Also how useful is this sawmill. looks like it’ll take 3′ (maybe 42″) diameter logs, 16′ long with a circular saw blade. The thing was made before there were lawyers. there always been a water-powered sawmill here (it’s gone now) this one uses a truck engine. There is a separate partition in the building with a belt drive thickness plane (I have a tractor and gearbox I can use to run it) the date of manufacture is 1920 or 1928 (hard to read it) from Quebec. Neighbors say they were very productive with it but I don’t know how that business was to run if it was all custom work or anything, I get the feeling the neighbors got a lot of free wood from the owners in past days. Ash borer has arrived so I might be able to get a steady supply of ash here for the next few years and there will always be a lot of softwoods, Oak, Poplar, Birch, and Maple. anyway, this is a long enough rant and any and all comments are welcome.25 October 2018 at 10:12 pm #552831Dave RingParticipant
Reading about your “new” sawmill, I can’t help thinking of Snidely Whiplash and Nell. (Shudder!)
EDIT: For those outside of North America, that was a reference to the old cartoon series, “Dudley Doright of the Mounties”.
25 October 2018 at 10:25 pm #552833SelvaParticipant
- This reply was modified 1 year, 7 months ago by Dave Ring.
I’ve no idea about running a mill and have hard time telling white pine from spruce or fir. But if you are anywhere in Southern Ontario please let me know. I’ll drop by for some “non-free” wood when the mill is up. LOL. Here struggling with $$$ and warped home-depot oak and maple boards.
selva25 October 2018 at 10:35 pm #552834
Haven’t seen Snidley around but we have lots of mounties 🙂25 October 2018 at 10:37 pm #552835
sorry no. NS, but we moved from Ontario, I do know people who could hook you up with a local mill there, depending on where you are, the trouble is drying time.25 October 2018 at 10:47 pm #552836Dave RingParticipant
Dave28 October 2018 at 5:13 pm #552869ByronParticipant
I have felled trees for work, bought timber directly from the mill, and have a friend who runs a mill where he dries the timber and produces laminated and nailed products. There are also mobile mills where I used to live that pay the tree owners in a portion of raw lumber.

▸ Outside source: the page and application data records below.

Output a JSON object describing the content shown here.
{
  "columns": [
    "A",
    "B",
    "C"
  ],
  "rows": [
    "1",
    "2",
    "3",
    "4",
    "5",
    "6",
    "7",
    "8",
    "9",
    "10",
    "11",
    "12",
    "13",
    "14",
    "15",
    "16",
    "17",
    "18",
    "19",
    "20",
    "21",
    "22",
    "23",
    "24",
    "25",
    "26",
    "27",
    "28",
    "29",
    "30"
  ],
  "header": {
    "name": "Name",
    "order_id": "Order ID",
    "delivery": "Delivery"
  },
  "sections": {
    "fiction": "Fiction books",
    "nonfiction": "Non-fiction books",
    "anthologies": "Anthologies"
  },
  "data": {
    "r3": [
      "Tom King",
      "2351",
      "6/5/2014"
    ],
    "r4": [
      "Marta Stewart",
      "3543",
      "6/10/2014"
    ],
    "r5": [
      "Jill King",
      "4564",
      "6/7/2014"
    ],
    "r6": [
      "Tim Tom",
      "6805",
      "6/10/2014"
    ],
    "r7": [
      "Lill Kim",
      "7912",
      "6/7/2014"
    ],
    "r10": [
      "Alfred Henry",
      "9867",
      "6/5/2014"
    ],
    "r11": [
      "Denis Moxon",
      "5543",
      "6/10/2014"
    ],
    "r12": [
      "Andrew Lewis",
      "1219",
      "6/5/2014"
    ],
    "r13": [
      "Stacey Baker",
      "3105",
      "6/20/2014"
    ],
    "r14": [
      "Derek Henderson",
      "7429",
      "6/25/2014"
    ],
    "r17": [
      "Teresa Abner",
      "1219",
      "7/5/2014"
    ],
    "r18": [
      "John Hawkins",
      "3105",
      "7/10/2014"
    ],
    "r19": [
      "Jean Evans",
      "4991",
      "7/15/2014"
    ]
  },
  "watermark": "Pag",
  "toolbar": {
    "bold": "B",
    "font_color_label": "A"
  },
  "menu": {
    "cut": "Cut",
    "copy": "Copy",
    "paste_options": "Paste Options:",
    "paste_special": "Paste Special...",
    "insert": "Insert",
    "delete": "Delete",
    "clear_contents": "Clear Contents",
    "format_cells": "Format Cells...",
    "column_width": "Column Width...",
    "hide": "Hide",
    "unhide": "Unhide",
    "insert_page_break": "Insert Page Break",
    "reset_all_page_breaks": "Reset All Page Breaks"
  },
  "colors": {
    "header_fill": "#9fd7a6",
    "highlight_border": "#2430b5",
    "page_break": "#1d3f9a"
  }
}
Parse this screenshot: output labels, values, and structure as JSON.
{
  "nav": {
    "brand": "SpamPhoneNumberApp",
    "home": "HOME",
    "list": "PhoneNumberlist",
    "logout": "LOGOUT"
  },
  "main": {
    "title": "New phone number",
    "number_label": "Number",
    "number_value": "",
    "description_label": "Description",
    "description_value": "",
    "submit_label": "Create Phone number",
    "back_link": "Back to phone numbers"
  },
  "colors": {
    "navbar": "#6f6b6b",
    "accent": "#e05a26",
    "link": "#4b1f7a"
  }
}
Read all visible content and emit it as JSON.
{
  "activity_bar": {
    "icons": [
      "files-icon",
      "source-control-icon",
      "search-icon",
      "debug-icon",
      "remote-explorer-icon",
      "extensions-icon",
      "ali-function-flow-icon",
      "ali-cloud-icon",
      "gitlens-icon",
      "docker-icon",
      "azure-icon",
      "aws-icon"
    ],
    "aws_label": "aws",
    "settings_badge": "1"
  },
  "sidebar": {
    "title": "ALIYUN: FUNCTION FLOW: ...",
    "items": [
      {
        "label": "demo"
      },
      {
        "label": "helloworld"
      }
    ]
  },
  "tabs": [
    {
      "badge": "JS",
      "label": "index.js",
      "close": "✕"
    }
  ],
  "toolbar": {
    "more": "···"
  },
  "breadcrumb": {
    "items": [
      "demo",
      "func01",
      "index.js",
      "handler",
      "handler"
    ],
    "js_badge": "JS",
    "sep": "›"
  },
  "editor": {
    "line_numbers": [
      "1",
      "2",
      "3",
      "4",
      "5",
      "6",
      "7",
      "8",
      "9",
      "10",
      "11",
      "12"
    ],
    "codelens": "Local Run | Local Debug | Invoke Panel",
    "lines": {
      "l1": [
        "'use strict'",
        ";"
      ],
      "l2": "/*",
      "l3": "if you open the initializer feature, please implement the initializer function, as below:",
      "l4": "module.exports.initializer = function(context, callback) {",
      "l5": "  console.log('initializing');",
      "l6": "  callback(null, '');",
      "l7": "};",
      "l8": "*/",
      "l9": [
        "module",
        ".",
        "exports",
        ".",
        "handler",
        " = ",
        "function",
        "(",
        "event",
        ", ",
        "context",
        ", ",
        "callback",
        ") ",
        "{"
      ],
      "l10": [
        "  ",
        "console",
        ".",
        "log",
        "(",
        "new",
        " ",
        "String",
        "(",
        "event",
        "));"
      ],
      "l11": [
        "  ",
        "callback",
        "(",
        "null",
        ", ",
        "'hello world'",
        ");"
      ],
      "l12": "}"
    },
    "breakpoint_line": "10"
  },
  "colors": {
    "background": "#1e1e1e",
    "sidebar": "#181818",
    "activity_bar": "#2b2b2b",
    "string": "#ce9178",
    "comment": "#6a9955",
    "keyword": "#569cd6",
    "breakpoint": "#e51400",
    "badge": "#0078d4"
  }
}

Milling is dangerous heavy work, so you need the lifting equipment, tools, and an expert eye to get quality results safely. Also note that airbourne sawdust is explosive.
If I was in your position I would see if there is anyone with the necessary skills within the community who is prepared to work with you on a product split basis on your machinery. That way you will be gaining local knowledge and expertise at the expense of a good portion of timber. A good written agreement with a timelimit may be all that it takes to get you going. Alternatively there might be previous staff who can assist.
These might be extreme ideas, but your sawmill is a community assest, and they should help you get it going if they expect to benefit from it.
ReUser28 October 2018 at 7:55 pm #552871
Thanks for the input. Those are good suggestions. I’ve already spoken to the former owners and also there are 3 or 4 mills of different types all nearby. They are all willing to help and I’ve just bought some lumber from one of them. He also has a 4 sided plane to sell that used to be part of this mill. Further processing is something to think about. Might make a good business. I have lots of equipment around to move heavy loads.. will see how it goes.
- You must be logged in to reply to this topic.